Blanford stepped into the role seven years ago with the guidance of her mentor, Mary Greska, a former attorney who also found a second career as a librarian in Elmhurst Unit District 205.
“Mary is extremely enthusiastic and incredibly energetic,” Blanford said.
Which is exactly what Greska says of her former protégé. Early on, Greska saw that Blanford had lots of energy and lots of ideas and the relationship skills — “that very well could be her HR background” — to make herself indispensable to teachers and curriculum efforts.
“You get recognized as a leader pretty quickly because of your reach,” Greska said. “Librarians have a pretty big reach into all the grade levels. You are quickly viewed as a leader because you are so involved.”
Greska instantly recognized that they each shared the same philosophy about running a school library. It’s not a museum. There’s no stuffy library etiquette or shushing between the stacks.
“It’s a very welcoming environment,” Greska said. “She wants, and I think has succeeded, in making the library the hub of the school.”
But what happens when the library has to close?
Blanford brought her boundless energy to virtual library programs and all the other changes wrought by the past year of the pandemic.
Throughout the fall, almost weekly, she was organizing curbside pickup of books requested by students who were learning at home.
Every Friday, Elmhurst mom Beth Cliffel and her daughter, Stella, would pick up books reserved through the library’s online catalog and get to see the librarian the 10-year-old has “always adored,” albeit at a safe distance.
For holidays, Blanford would offer books about Halloween or Thanksgiving so kids could still feel like they were celebrating. She’d even set aside picture books so younger siblings like Stella’s brother, who’s in first grade, could access the library remotely.
“That was like the highlight of their week,” Cliffel said.
Blanford came up with another idea to create videos of school librarians across the district reading from the books nominated for the Monarch Award, an annual recognition sponsored by the Illinois School Library Media Association.
Students in kindergarten through third grade are eligible to vote for their favorites from the list of 20 titles.
Normally, librarians would read Monarch books aloud to a class of students in the elementary school libraries. But with a shortened school day, librarians instead recorded the videos for a virtual audience.
Blanford read “How to Give Your Cat a Bath in Five Easy Steps” by Nicola Winstanley and “What If …” by Samantha Berger.
“It really requires a team, and I’m so grateful for all of the hard work of all of the people, both here at Emerson and across our school district,” Blanford said.
Blanford also encouraged some students to produce book trailers using the WeVideo platform so they could recommend a good read to their classmates.
“I think our role as educators is to help students feel more connected to us as their teachers and also to each other and hopefully to inspire them to continue learning during this time,” Blanford said.

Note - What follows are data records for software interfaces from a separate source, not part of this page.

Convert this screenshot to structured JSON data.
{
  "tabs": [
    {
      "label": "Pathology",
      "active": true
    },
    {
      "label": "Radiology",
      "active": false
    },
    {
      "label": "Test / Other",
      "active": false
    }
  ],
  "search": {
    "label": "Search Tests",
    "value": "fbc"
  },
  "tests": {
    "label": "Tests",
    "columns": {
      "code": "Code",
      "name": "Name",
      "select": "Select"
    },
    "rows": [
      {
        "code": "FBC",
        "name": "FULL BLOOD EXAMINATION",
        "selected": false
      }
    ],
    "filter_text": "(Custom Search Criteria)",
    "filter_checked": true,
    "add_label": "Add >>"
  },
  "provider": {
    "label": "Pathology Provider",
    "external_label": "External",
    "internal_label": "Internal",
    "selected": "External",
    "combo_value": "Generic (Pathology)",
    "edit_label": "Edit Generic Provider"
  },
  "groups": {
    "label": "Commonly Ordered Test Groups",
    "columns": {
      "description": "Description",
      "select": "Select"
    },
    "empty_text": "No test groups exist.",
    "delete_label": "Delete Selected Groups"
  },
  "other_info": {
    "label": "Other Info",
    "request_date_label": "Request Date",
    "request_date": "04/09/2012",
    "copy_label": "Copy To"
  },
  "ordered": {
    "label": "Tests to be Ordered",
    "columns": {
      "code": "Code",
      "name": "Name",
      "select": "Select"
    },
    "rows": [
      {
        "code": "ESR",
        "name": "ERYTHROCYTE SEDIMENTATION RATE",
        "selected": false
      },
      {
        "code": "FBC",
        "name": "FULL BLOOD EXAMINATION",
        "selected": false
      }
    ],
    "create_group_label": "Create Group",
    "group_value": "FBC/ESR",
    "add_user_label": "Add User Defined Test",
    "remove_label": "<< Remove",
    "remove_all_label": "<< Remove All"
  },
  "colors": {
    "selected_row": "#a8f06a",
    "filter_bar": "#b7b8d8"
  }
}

“And I feel like the educators here at Emerson have done a fantastic job with that, really looking for ways just to stay connected with students, whether they’re learning here or learning at home.”
The district plans to return to five full days of in-person learning at all grade levels starting April 12. Students who already are learning in-person come to the library for weekly lessons.
Blanford hopes to eventually get back to a normal routine — robotics, coding, all the activities that make the library a bustling and inclusive place.
“I think it just brings a whole new level of gratitude for the time we’re able to spend both together as a staff and together with our students, and I’m really grateful for that, whatever it looks like.”
Source: (Arlington Heights) Daily Herald, https://bit.ly/3lLG3fQ
Copyright © 2021 The Washington Times, LLC.
View original post